EXERCISE REQUIREMENTS → Scan the material below for "some", then return each line that contains it.

RECORDS PROVIDED →
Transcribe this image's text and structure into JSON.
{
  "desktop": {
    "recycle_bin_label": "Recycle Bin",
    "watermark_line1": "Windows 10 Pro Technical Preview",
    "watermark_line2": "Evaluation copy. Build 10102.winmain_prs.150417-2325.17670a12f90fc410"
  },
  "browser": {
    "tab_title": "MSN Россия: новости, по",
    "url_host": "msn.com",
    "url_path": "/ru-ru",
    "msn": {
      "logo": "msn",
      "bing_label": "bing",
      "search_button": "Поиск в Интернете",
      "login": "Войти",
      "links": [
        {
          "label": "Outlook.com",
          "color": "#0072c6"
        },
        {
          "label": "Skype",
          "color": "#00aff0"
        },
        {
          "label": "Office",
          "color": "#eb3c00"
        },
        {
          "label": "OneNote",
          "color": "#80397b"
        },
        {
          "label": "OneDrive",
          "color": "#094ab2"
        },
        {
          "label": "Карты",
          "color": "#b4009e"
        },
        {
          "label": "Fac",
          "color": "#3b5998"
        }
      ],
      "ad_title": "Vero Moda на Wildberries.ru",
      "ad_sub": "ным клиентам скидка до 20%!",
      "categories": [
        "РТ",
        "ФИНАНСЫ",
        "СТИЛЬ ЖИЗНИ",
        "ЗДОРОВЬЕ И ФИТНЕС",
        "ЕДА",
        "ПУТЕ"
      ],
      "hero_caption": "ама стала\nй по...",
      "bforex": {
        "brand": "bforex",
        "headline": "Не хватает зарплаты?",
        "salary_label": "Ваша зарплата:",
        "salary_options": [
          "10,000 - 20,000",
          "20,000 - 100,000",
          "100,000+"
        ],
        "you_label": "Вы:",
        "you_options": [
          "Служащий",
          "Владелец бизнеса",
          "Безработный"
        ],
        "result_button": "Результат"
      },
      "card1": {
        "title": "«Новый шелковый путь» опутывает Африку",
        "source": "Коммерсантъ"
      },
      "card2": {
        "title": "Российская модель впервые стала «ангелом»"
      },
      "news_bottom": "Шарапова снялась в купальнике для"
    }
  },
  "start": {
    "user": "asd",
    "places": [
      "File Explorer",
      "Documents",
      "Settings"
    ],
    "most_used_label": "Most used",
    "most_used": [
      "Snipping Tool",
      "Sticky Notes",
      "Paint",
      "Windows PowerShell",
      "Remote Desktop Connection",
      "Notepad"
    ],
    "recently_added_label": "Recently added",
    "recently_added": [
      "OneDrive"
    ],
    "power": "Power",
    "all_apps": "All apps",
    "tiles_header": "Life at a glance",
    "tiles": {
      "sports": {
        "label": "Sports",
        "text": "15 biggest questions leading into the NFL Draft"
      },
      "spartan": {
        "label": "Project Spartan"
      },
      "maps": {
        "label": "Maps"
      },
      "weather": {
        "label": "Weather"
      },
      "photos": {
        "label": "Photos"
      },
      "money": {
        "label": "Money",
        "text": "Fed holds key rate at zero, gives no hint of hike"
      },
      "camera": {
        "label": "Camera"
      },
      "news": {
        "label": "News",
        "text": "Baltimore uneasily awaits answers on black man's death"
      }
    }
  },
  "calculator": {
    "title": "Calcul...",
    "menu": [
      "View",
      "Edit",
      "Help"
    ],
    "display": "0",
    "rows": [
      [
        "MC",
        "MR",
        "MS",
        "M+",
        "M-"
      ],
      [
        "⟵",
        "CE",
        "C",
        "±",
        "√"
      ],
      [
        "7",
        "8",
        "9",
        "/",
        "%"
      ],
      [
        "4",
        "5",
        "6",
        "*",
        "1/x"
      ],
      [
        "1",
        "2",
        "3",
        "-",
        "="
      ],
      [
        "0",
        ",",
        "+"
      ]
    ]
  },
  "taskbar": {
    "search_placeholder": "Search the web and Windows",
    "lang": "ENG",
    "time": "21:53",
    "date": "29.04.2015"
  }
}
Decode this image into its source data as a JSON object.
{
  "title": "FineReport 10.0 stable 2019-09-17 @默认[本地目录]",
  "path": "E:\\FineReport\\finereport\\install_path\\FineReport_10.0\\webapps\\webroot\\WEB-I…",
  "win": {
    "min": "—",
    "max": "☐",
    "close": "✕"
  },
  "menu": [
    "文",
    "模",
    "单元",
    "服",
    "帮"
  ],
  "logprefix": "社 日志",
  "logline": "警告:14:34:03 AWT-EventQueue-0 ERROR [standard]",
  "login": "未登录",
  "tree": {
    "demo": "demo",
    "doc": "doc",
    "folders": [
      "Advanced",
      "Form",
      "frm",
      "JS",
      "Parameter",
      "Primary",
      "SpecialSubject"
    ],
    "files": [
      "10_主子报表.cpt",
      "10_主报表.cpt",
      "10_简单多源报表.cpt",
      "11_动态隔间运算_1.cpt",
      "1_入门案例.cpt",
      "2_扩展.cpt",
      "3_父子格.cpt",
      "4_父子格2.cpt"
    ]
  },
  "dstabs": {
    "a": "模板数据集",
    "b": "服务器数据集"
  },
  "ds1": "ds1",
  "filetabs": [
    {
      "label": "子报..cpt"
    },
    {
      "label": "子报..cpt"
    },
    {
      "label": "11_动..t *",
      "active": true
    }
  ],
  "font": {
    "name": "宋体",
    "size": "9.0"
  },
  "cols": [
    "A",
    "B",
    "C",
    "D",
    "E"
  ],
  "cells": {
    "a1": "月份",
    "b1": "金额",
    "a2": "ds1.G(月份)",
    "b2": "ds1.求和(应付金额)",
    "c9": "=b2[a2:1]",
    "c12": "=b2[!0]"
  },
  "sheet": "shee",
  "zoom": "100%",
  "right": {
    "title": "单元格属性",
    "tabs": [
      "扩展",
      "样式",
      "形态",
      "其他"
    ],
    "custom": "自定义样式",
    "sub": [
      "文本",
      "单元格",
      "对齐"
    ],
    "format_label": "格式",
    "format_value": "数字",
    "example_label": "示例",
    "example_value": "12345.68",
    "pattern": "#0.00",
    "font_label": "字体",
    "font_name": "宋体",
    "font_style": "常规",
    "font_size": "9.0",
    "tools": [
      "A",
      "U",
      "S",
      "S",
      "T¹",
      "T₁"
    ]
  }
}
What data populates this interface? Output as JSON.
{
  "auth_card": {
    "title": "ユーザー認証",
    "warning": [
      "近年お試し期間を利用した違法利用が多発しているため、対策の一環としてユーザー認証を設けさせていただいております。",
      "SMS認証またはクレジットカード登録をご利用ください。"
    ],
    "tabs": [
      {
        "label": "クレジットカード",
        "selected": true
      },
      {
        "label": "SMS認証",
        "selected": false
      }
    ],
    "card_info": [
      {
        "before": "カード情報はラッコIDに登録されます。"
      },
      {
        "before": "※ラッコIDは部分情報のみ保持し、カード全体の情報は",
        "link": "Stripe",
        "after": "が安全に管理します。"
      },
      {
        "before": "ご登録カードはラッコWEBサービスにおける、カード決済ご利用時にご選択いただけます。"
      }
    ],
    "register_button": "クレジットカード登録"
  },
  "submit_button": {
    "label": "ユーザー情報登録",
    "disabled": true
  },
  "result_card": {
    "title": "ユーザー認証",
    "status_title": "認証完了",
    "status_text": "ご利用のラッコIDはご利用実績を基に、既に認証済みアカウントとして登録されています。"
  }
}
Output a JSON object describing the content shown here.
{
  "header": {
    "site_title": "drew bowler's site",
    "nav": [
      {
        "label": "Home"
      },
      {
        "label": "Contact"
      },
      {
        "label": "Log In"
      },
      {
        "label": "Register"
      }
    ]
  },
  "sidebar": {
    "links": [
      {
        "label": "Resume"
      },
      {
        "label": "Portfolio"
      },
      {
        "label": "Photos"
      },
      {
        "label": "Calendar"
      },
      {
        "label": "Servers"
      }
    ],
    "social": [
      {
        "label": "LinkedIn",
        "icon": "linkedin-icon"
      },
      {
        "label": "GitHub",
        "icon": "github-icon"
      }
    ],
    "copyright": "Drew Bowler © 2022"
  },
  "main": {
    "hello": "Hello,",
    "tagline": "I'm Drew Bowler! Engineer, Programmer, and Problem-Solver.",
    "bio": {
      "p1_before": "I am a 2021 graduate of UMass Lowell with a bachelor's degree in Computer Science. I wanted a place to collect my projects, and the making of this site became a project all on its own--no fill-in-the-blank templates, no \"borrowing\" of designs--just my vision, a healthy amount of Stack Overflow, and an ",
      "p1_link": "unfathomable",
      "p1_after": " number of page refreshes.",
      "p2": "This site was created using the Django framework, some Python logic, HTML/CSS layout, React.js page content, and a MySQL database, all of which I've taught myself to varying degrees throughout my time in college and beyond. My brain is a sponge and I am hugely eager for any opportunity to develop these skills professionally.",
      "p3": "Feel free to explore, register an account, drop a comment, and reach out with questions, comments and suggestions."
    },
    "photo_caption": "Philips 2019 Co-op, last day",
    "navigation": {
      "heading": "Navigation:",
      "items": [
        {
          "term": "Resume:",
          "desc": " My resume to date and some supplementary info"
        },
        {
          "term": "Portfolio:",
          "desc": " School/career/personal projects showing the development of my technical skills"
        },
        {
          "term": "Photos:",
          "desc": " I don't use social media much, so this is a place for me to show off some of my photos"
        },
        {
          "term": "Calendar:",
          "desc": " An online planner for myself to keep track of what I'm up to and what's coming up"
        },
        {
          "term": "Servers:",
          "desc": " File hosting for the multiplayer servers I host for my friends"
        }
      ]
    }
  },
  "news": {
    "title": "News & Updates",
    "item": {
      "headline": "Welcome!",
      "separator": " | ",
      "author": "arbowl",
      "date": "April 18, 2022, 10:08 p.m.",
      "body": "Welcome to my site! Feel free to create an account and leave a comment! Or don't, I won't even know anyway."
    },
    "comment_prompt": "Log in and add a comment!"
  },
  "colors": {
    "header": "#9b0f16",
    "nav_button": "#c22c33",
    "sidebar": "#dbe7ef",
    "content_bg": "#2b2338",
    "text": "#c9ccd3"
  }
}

EXPECTED ANSWER →
      "p2": "This site was created using the Django framework, some Python logic, HTML/CSS layout, React.js page content, and a MySQL database, all of which I've taught myself to varying degrees throughout my time in college and beyond. My brain is a sponge and I am hugely eager for any opportunity to develop these skills professionally.",
          "desc": " My resume to date and some supplementary info"
          "desc": " I don't use social media much, so this is a place for me to show off some of my photos"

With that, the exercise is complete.